|Dec 11, 1986||AS||Assignment|
Owner name: CRAY RESEARCH, INC., 608 SECOND AVENUE SOUTH, MINN
Free format text: ASSIGNMENT OF ASSIGNORS INTEREST.;ASSIGNOR:JACOBSON, TERRY W.;REEL/FRAME:004640/0360
Effective date: 19861104
Owner name: CRAY RESEARCH, INC., A CORP. OF DE.,MINNESOTA
Free format text: ASSIGNMENT OF ASSIGNORS INTEREST;ASSIGNOR:JACOBSON, TERRY W.;REEL/FRAME:004640/0360
Effective date: 19861104
|Jul 6, 1992||FPAY||Fee payment|
Year of fee payment: 4
|Jul 23, 1996||FPAY||Fee payment|
Year of fee payment: 8
|Jun 28, 2000||AS||Assignment|
Owner name: TERA COMPUTER COMPANY, WASHINGTON
Free format text: ASSIGNMENT OF ASSIGNORS INTEREST;ASSIGNOR:CRAY RESEARCH, L.L.C.;REEL/FRAME:011231/0132
Effective date: 20000524
|Jul 21, 2000||FPAY||Fee payment|
Year of fee payment: 12
|Apr 27, 2001||AS||Assignment|
Owner name: CRAY, INC., WASHINGTON
Free format text: CHANGE OF NAME;ASSIGNOR:TERA COMPUTER COMPANY;REEL/FRAME:011712/0145
Effective date: 20010423
|May 9, 2001||AS||Assignment|
Owner name: FOOTHILL CAPITAL CORPORATION (A CALIFORNIA CORPORA
Free format text: SECURITY INTEREST;ASSIGNOR:CRAY, INC. (A WASHINGTON CORPORATION);REEL/FRAME:011763/0716
Effective date: 20010328
|Dec 31, 2001||AS||Assignment|
Owner name: CRAY INC., WASHINGTON
Free format text: CORRECTIVE ASSIGNMENT TO CORRECT THE NAME OF THE ASSIGNEE, FILED ON 12-31-2001. RECORDED ON REEL 012322, FRAME 0143;ASSIGNOR:TERA COMPUTER COMPANY;REEL/FRAME:012322/0143
Effective date: 20000403
|Aug 24, 2005||AS||Assignment|
Owner name: WELLS FARGO BANK, N.A., CALIFORNIA

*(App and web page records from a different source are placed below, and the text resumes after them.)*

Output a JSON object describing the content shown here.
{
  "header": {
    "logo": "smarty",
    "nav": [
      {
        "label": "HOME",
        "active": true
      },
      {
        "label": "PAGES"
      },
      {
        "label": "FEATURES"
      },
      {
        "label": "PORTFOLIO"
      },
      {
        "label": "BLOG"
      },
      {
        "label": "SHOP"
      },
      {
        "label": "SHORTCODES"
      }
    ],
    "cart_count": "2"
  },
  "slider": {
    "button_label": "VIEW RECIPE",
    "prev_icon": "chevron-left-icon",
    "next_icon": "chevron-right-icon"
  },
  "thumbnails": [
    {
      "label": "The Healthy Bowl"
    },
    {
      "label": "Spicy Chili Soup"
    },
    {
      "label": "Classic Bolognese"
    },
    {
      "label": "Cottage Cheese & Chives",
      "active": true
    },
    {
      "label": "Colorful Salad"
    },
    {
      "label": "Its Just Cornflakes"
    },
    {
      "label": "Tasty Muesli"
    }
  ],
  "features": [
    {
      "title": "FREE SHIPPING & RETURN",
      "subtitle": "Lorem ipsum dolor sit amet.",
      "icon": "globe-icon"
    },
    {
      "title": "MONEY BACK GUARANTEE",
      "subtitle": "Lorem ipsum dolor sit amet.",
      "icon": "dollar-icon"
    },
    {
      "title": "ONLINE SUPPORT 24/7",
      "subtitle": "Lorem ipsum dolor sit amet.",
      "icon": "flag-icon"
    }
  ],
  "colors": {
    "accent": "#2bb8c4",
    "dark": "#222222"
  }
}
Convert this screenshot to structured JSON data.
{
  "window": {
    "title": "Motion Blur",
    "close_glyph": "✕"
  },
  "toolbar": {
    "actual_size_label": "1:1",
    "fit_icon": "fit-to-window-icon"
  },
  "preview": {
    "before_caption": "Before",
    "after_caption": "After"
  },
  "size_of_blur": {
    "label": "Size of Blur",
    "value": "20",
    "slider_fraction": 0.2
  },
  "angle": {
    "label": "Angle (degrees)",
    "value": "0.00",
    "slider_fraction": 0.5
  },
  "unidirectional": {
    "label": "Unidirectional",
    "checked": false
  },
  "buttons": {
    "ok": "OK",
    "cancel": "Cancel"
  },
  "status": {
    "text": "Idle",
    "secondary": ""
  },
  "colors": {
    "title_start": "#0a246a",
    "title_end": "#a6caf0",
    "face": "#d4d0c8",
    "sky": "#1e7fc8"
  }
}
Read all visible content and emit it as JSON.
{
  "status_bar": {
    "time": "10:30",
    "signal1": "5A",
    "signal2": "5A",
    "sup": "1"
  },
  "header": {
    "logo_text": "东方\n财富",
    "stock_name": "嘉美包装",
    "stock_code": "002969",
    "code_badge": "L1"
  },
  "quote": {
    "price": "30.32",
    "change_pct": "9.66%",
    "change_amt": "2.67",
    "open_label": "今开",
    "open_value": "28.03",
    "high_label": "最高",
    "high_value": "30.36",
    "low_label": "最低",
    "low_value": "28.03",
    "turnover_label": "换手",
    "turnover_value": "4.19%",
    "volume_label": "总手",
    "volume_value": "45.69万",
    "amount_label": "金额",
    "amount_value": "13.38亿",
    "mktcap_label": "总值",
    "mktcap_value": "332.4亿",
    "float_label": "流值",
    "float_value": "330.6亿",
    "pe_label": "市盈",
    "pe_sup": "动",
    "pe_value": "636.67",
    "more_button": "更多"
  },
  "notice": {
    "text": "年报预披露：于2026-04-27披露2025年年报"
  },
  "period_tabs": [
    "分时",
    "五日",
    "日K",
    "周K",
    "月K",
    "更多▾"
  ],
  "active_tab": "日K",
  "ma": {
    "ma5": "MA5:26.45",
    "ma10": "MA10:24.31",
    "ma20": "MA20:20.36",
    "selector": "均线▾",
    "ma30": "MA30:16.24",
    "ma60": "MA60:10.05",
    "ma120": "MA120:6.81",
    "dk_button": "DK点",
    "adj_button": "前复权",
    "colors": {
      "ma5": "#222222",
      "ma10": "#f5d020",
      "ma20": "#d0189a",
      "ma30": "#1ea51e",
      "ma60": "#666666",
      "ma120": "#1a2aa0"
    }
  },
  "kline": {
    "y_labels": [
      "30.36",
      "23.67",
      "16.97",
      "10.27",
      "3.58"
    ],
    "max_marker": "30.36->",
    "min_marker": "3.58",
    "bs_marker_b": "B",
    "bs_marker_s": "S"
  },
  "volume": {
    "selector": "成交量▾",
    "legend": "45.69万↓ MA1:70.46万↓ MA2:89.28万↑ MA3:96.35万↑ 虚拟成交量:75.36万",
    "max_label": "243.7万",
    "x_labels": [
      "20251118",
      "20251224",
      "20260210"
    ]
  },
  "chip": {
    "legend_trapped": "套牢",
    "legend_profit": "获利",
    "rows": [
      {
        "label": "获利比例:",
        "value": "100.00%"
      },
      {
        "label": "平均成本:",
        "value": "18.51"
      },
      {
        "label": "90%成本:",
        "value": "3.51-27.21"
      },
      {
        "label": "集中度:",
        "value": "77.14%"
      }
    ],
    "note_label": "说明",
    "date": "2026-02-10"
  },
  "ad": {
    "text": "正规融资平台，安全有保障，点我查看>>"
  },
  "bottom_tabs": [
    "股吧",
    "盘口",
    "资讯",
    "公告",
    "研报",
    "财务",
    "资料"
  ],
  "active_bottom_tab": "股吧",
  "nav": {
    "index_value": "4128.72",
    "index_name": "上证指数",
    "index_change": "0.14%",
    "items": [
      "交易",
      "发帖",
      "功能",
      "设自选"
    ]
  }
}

Free format text: SECURITY AGREEMENT;ASSIGNOR:CRAY INC.;REEL/FRAME:016446/0675
Effective date: 20050531
Owner name: WELLS FARGO BANK, N.A.,CALIFORNIA
Free format text: SECURITY AGREEMENT;ASSIGNOR:CRAY INC.;REEL/FRAME:016446/0675
Effective date: 20050531